Rapid economic pluralization in East Asia has empowered local and medial groups, and with this change comes the need to rethink usual notions regarding ways in which "democracies" emerge or "citizens" gain more power. Careful examination of current developments in China, Korea, and Southeast Asia show a need for expansion of our understandings of democracy and democratization. This book challenges traditional ways in which political regimes in local as well as national polities are conceived and labeled. It shows from Asian experiences that democracy and its precursors come in more forms than most liberals have yet imagined.
In reviewing recent experiences of countries across East Asia, these chapters show that actual democracies and ostensible democratizations there are less like those in the West than the surprisingly consensual and standard political science of democratization suggests. This book first examines the extreme variation of democracy’s meaning in many Asian states that hold contested elections (South Korea, Taiwan, Indonesia, Malaysia, the Philippines, and Thailand). Then it focuses on China. It analyzes a range of grassroots forces driving political change in the People’s Republic, and it finds both accelerators and brakes in China’s political reform process. The contributors show that models for China’s political future exist both within and outside the PRC, including in other East Asian states, in localities and sectors that already are pushing the limits of the powerful, but no longer all-powerful, Chinese party-state.

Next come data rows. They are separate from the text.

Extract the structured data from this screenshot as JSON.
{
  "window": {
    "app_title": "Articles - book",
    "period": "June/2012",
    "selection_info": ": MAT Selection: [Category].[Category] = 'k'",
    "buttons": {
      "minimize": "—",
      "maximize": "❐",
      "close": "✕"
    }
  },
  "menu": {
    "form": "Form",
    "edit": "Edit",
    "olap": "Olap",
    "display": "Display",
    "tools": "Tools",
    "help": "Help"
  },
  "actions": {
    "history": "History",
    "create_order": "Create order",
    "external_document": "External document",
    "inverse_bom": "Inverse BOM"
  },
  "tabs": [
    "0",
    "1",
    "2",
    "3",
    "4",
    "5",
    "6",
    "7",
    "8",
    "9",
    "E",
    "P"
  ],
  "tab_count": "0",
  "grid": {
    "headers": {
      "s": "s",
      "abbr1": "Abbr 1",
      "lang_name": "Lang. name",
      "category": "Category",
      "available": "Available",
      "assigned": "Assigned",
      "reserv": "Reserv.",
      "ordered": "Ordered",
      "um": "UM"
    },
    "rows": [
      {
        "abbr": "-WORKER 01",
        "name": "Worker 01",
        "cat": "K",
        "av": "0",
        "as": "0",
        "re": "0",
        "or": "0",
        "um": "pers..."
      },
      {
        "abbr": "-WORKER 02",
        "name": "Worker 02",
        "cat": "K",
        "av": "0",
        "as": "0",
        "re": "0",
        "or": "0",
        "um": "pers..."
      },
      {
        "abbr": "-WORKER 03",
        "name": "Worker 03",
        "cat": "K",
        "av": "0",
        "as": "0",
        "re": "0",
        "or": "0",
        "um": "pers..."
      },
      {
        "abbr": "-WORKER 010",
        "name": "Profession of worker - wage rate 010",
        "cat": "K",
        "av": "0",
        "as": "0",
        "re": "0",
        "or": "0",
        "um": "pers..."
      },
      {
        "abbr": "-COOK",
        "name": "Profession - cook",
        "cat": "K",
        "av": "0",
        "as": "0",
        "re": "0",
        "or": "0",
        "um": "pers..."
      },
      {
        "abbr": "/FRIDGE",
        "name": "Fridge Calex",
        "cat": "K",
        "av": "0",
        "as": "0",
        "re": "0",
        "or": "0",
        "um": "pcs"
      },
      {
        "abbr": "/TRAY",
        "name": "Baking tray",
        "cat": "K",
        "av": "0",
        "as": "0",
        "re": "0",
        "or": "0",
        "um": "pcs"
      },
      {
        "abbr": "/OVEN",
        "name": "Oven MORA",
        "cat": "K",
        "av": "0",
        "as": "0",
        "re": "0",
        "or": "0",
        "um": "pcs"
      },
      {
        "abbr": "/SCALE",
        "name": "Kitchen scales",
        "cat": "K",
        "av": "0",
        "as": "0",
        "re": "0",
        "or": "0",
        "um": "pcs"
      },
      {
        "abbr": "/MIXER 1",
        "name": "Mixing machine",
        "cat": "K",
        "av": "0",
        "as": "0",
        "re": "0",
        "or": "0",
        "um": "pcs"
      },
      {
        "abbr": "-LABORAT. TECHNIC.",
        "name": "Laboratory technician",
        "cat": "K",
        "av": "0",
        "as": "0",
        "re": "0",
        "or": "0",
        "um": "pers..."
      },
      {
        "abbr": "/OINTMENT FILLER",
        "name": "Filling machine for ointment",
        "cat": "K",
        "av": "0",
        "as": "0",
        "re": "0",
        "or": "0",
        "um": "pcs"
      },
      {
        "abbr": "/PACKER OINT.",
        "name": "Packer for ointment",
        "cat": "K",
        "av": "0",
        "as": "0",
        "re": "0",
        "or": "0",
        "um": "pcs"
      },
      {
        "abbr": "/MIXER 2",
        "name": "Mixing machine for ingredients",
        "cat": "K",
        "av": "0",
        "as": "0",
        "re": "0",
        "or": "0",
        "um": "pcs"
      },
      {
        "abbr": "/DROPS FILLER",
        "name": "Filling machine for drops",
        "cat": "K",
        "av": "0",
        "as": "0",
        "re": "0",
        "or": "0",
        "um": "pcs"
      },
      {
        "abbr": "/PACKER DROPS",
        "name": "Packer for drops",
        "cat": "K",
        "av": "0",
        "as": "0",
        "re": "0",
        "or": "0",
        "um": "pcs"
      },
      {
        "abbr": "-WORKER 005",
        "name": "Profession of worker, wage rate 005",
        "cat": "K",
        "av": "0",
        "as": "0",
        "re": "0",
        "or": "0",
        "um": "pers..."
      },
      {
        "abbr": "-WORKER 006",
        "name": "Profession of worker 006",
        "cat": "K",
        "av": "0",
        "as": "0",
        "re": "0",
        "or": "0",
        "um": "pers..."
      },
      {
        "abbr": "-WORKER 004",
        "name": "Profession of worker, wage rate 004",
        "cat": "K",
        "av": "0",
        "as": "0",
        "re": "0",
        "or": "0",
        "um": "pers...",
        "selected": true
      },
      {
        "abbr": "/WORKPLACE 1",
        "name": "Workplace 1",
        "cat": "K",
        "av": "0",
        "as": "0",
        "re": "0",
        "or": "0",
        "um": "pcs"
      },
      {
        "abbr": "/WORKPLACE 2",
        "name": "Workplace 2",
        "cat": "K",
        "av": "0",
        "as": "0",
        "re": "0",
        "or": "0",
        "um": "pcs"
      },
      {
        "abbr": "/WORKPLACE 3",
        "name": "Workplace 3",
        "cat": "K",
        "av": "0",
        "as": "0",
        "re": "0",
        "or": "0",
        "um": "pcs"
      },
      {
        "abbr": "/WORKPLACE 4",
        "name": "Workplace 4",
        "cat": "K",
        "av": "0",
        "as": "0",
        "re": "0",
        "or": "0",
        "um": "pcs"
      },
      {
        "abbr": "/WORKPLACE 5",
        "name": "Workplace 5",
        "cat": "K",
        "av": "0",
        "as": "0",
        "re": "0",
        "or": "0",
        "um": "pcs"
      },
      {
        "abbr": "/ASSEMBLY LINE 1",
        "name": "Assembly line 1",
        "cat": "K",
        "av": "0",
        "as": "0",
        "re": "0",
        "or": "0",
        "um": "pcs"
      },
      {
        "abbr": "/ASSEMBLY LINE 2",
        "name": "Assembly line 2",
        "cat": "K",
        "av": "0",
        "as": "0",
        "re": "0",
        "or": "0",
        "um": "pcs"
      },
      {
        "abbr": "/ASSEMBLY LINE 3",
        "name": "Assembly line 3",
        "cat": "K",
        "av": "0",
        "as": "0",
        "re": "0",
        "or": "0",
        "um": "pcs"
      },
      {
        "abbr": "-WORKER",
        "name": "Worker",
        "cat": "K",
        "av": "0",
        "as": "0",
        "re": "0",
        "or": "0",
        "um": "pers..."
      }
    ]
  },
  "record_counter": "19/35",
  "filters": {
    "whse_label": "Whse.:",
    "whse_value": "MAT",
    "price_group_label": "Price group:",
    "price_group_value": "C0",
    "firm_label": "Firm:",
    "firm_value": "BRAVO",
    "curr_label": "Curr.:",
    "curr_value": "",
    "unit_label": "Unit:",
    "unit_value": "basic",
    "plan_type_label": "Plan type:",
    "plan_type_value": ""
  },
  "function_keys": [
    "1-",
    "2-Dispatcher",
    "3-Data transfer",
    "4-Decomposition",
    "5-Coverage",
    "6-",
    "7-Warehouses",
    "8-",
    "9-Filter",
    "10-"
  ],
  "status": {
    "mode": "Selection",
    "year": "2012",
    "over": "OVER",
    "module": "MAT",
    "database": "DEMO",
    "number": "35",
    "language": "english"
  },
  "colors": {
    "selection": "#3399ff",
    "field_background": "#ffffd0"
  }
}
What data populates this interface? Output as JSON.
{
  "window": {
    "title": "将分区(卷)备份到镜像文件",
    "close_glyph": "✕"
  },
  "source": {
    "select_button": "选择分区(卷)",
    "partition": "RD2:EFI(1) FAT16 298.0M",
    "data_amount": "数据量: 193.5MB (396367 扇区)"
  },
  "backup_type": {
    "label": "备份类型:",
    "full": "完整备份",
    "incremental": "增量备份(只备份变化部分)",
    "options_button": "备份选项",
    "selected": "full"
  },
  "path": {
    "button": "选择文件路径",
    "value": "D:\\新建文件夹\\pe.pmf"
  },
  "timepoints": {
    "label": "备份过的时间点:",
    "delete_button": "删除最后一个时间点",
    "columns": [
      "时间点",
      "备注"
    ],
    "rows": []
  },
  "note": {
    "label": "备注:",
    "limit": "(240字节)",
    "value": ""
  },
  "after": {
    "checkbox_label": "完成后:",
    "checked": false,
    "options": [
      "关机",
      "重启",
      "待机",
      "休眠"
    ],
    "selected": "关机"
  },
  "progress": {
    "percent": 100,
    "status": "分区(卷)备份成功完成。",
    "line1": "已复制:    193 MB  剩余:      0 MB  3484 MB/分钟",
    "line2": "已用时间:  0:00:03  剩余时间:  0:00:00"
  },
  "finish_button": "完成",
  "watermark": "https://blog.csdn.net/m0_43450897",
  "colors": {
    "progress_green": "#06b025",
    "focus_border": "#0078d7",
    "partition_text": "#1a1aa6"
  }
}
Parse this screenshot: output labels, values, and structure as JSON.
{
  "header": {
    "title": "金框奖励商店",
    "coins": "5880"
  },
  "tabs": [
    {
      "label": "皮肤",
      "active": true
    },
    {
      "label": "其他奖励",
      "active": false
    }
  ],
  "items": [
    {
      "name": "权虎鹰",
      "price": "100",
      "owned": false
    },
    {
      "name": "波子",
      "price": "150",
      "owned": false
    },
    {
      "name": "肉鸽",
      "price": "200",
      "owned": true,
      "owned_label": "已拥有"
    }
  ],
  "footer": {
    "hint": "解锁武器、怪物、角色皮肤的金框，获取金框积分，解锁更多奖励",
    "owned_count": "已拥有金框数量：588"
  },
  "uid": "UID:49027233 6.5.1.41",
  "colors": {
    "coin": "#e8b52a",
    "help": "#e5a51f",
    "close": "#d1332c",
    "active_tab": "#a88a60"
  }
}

With contributions from leading academics in the field, Democratization in China, Korea, and Southeast Asia? will be of interest to students and scholars of Asian politics, comparative politics, and democratization more broadly.